Miami’s real estate-backed mayor reelected, Virginia Key marina lease rejected
Voters rejected ballot measure on no-bid Virginia Key marina lease
Miami Mayor Francis Suarez, who amassed major campaign contributions from the real estate industry, was reelected on Tuesday with nearly 79 percent of the vote.
Voters also rejected a ballot measure that would have authorized the city to waive competitive bidding and move forward with a 75-year lease with Virginia Key Marina’s current operator. Nearly 53 percent of voters rejected the ballot item.
Together with his political action committee, Suarez raised more than $6 million, a bulk of which came from out-of-state donors.

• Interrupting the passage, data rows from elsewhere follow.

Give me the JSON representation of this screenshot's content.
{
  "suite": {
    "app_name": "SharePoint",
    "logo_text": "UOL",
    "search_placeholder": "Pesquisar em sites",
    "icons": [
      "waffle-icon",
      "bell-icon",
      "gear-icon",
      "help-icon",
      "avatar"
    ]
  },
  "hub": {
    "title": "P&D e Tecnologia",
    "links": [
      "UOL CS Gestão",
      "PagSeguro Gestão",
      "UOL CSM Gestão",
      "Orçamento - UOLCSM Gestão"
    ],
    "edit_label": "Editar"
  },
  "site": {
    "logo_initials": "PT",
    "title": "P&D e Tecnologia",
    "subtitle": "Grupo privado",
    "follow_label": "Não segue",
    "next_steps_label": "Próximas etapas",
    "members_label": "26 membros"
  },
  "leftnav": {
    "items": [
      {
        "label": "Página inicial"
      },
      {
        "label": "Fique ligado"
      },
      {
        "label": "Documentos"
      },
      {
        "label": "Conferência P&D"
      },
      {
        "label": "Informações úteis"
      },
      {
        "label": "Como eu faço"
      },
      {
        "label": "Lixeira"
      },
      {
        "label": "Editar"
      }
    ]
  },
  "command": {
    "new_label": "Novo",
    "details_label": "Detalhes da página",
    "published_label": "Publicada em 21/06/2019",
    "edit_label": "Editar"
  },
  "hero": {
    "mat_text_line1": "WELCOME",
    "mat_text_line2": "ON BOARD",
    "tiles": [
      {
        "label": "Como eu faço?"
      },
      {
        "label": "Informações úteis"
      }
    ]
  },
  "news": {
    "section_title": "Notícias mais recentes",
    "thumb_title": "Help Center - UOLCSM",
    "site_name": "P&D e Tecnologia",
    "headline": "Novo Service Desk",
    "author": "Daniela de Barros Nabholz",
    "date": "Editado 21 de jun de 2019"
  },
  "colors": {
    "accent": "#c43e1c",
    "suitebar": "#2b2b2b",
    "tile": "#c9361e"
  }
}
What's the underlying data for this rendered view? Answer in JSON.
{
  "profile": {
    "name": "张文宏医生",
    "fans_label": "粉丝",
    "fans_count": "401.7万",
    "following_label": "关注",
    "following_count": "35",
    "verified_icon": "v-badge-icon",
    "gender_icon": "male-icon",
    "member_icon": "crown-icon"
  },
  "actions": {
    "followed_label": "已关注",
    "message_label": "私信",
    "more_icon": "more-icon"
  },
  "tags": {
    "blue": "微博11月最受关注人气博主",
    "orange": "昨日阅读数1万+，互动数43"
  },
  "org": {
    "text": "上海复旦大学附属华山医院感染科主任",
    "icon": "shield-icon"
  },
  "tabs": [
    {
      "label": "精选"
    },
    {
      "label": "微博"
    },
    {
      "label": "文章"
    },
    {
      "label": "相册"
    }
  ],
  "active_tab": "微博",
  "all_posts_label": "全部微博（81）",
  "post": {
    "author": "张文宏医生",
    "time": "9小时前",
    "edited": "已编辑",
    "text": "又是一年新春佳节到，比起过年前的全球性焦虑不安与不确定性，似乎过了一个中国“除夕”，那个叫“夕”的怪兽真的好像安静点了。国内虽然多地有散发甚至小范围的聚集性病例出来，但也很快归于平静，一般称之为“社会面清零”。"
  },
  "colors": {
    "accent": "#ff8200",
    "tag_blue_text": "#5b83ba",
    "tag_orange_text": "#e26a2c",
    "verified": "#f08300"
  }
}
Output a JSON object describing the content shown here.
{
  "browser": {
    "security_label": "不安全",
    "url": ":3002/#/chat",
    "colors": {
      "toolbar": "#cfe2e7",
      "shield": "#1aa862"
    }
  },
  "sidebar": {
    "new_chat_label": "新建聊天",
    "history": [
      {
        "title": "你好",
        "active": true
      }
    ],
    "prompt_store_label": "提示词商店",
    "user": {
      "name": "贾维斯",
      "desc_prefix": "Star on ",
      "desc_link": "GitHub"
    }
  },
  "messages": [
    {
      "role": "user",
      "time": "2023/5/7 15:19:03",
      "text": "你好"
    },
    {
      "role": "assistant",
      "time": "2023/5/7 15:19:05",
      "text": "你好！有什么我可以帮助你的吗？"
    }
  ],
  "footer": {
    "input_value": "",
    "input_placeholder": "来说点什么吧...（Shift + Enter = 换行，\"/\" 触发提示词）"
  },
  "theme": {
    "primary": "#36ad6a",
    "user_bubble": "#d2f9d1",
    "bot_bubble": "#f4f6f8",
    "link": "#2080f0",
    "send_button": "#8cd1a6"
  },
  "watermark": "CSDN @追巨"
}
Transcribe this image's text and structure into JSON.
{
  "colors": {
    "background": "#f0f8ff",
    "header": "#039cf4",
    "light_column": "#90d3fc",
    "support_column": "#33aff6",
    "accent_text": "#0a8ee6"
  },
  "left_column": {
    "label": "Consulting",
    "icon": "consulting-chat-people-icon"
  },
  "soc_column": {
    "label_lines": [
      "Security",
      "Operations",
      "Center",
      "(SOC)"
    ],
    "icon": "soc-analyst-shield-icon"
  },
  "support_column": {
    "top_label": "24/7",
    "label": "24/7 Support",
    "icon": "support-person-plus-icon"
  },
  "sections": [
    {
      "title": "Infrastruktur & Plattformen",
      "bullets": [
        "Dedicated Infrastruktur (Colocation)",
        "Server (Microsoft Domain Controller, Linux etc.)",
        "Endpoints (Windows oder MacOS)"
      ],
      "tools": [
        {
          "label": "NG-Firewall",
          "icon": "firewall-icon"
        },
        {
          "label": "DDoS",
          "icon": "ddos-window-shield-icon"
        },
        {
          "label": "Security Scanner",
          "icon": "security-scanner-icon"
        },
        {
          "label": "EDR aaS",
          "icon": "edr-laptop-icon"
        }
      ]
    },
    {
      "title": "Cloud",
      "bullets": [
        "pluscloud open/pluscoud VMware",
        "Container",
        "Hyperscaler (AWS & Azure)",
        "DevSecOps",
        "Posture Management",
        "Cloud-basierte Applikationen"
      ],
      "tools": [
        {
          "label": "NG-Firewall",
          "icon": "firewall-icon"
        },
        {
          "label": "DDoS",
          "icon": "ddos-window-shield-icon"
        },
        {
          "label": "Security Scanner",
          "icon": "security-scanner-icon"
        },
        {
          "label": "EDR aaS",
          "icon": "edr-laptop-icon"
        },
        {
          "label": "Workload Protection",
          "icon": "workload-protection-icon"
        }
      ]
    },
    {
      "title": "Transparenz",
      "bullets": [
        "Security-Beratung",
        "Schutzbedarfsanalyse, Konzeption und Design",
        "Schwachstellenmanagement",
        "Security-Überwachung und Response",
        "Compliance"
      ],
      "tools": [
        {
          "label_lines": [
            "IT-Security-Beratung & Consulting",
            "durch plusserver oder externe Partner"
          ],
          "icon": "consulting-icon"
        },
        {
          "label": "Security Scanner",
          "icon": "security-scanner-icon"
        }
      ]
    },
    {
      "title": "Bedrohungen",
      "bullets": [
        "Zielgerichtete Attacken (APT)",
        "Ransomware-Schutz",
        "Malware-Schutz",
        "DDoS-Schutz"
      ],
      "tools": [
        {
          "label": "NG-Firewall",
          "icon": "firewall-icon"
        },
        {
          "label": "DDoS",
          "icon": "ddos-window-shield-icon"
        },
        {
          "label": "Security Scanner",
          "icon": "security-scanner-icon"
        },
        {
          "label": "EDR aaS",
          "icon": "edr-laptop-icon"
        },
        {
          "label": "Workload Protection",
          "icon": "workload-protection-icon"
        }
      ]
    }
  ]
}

The pro-development mayor has been pitching Miami as a hub for major tech and finance firms for roughly a year, courting major tech investors and promoting his connections on social media.
Suarez, who was expected to be reelected, ran against Maxwell Martinez, Marie Exantus, Frank Pichel and Anthony Dutrow. Major donors to Suarez’s PAC, called Miami For Everyone, included David Edelstein’s TriStar Management, Chetrit Group, Property Markets Group, Ugo Colombo’s CMC Group, Moishe Mana’s Mana Group, Douglas Elliman parent company Vector Group, and others.
Commissioner Joe Carollo, a controversial figure who also collected a significant amount of cash from the real estate industry, was reelected as well, with 64 percent of the vote.
Miami voters rejected the Virginia Key no-bid lease with Biscayne Marina Partners LLC. Less than a month ago, Virginia Key LLC, a partnership between Miami Beach-based RCI Marine and Dallas-based Suntex Marinas, sued Miami-Dade Elections Supervisor Christina White, the city of Miami and Biscayne Marine, which is led by the current operator Rickenbacker Marina Inc., over the redevelopment proposal.
Competing developers have engaged in a vicious, yearslong fight to lease the city-owned 27-acre Virginia Key site at 3301 Rickenbacker Causeway.
In the lawsuit filed in October, the MCI and Suntex partnership alleged the Miami City Commission showed “blatant and illegal favoritism” in awarding a multimillion-dollar marina redevelopment proposal to its competitor, which was subject to voters’ approval.
Biscayne Marine Partners proposed reconstructing the marina on Virginia Key into a mixed-use marina campus with slips, a dry dock boat storage facility, stores, restaurants and fueling facilities.